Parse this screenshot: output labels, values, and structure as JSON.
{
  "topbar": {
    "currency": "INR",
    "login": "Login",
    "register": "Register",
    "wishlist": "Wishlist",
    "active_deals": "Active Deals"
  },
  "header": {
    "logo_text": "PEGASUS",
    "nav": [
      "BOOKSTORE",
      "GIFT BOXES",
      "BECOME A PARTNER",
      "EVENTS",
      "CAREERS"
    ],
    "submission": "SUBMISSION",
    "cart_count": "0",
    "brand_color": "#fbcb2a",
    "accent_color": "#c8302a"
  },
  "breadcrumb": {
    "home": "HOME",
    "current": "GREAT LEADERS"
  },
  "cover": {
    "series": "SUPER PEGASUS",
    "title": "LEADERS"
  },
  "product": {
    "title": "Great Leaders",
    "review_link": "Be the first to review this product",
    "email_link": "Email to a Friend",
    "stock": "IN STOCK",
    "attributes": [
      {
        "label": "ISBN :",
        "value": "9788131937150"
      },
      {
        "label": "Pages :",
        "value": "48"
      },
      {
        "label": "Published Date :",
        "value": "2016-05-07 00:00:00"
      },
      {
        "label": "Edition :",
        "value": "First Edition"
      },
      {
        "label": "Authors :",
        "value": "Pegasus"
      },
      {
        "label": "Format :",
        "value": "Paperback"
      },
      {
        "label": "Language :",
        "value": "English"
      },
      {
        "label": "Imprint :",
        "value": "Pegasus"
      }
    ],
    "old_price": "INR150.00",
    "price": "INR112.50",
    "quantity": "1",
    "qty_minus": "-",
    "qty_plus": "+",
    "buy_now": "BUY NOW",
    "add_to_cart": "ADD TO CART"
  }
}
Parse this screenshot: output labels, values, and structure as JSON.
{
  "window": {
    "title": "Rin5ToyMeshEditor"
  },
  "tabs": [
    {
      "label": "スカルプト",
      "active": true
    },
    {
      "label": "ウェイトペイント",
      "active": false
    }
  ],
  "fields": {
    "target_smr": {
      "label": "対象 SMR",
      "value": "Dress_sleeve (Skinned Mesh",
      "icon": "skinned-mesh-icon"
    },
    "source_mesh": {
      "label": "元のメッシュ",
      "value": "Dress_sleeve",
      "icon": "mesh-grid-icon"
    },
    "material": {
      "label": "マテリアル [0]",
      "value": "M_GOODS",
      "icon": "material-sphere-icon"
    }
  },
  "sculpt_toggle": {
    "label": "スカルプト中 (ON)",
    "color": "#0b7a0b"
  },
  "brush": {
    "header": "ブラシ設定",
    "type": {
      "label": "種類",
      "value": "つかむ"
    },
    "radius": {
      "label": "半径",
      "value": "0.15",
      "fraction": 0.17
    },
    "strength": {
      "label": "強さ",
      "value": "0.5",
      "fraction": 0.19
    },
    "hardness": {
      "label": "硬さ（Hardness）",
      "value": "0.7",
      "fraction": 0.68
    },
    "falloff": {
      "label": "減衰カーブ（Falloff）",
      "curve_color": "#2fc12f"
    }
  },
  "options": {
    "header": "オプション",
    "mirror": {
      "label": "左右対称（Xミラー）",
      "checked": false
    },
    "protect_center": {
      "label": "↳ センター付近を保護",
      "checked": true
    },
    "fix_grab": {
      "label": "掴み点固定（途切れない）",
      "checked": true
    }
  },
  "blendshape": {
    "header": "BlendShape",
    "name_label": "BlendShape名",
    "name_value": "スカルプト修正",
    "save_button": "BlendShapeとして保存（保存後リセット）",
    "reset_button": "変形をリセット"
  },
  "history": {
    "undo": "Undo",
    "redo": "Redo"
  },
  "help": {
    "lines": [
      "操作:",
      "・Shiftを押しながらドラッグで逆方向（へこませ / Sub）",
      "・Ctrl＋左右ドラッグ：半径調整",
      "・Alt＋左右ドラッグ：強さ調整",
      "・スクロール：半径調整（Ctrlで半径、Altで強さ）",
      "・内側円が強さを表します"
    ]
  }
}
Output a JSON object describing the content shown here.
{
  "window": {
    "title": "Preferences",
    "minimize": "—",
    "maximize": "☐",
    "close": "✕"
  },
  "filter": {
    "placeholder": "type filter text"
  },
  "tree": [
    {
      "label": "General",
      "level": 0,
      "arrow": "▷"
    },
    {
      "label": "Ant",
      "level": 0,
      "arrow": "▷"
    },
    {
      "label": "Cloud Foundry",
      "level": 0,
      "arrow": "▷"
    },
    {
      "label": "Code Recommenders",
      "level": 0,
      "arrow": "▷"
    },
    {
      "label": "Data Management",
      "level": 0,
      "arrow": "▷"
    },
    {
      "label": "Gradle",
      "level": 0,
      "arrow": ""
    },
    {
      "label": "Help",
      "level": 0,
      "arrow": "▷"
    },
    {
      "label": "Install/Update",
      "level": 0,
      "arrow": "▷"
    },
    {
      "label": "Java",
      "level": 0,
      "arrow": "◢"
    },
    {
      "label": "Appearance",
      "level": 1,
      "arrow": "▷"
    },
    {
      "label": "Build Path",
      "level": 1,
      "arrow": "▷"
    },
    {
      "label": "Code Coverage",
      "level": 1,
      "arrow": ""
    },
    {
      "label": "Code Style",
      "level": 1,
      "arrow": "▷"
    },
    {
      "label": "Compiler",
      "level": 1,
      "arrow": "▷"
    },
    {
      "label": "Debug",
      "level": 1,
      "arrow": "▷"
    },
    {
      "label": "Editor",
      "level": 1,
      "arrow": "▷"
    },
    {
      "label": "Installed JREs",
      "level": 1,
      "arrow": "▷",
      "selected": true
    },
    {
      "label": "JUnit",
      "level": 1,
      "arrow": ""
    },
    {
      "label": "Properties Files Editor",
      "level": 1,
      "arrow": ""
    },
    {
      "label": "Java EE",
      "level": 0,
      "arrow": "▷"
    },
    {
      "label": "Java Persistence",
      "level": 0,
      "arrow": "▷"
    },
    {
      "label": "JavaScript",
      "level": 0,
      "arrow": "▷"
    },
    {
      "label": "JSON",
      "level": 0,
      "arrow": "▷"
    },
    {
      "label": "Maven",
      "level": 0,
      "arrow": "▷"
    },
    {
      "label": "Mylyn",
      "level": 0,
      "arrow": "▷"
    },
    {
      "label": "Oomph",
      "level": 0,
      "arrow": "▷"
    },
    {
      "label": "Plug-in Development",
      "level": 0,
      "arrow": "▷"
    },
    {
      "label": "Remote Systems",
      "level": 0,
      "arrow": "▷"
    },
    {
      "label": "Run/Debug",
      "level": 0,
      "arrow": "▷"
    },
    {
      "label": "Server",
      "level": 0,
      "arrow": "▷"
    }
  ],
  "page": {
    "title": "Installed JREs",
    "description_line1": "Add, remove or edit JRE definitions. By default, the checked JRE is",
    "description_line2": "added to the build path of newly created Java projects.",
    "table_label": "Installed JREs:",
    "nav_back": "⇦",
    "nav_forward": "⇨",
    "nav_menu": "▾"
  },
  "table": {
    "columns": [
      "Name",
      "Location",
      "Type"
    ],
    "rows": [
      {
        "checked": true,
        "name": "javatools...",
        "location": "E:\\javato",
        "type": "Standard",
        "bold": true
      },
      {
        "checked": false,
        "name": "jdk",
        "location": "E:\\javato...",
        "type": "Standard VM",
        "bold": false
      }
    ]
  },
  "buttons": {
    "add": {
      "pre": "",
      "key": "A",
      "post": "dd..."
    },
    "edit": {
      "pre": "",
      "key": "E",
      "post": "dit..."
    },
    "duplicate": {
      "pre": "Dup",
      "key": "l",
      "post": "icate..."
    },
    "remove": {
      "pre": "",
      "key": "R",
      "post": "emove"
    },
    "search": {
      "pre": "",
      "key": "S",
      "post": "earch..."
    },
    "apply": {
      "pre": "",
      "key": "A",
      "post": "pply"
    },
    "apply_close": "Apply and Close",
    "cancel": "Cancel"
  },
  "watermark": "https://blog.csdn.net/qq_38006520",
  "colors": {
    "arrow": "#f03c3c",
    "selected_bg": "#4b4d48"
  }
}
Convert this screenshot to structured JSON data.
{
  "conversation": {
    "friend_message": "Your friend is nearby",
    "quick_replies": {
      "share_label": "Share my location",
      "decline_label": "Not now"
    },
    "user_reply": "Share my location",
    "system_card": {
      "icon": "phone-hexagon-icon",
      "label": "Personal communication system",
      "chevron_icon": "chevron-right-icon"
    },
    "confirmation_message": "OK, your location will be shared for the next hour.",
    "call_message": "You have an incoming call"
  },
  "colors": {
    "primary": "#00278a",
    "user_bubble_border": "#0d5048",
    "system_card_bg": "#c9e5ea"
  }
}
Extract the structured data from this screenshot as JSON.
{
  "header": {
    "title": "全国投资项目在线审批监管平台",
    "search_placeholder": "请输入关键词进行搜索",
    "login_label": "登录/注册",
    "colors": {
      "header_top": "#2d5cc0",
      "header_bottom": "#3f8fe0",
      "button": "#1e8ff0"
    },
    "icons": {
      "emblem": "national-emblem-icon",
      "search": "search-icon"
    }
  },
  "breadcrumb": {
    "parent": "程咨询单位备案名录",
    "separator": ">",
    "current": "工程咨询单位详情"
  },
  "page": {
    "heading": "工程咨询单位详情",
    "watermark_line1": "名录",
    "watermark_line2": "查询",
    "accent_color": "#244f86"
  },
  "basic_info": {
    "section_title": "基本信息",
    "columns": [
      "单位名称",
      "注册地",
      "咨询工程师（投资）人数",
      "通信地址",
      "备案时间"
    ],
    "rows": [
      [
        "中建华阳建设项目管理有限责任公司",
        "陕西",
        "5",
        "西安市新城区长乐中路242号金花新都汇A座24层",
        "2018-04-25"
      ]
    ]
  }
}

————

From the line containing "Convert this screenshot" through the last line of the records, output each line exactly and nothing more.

*Solved exercise*:
Convert this screenshot to structured JSON data.
{
  "conversation": {
    "friend_message": "Your friend is nearby",
    "quick_replies": {
      "share_label": "Share my location",
      "decline_label": "Not now"
    },
    "user_reply": "Share my location",
    "system_card": {
      "icon": "phone-hexagon-icon",
      "label": "Personal communication system",
      "chevron_icon": "chevron-right-icon"
    },
    "confirmation_message": "OK, your location will be shared for the next hour.",
    "call_message": "You have an incoming call"
  },
  "colors": {
    "primary": "#00278a",
    "user_bubble_border": "#0d5048",
    "system_card_bg": "#c9e5ea"
  }
}
Extract the structured data from this screenshot as JSON.
{
  "header": {
    "title": "全国投资项目在线审批监管平台",
    "search_placeholder": "请输入关键词进行搜索",
    "login_label": "登录/注册",
    "colors": {
      "header_top": "#2d5cc0",
      "header_bottom": "#3f8fe0",
      "button": "#1e8ff0"
    },
    "icons": {
      "emblem": "national-emblem-icon",
      "search": "search-icon"
    }
  },
  "breadcrumb": {
    "parent": "程咨询单位备案名录",
    "separator": ">",
    "current": "工程咨询单位详情"
  },
  "page": {
    "heading": "工程咨询单位详情",
    "watermark_line1": "名录",
    "watermark_line2": "查询",
    "accent_color": "#244f86"
  },
  "basic_info": {
    "section_title": "基本信息",
    "columns": [
      "单位名称",
      "注册地",
      "咨询工程师（投资）人数",
      "通信地址",
      "备案时间"
    ],
    "rows": [
      [
        "中建华阳建设项目管理有限责任公司",
        "陕西",
        "5",
        "西安市新城区长乐中路242号金花新都汇A座24层",
        "2018-04-25"
      ]
    ]
  }
}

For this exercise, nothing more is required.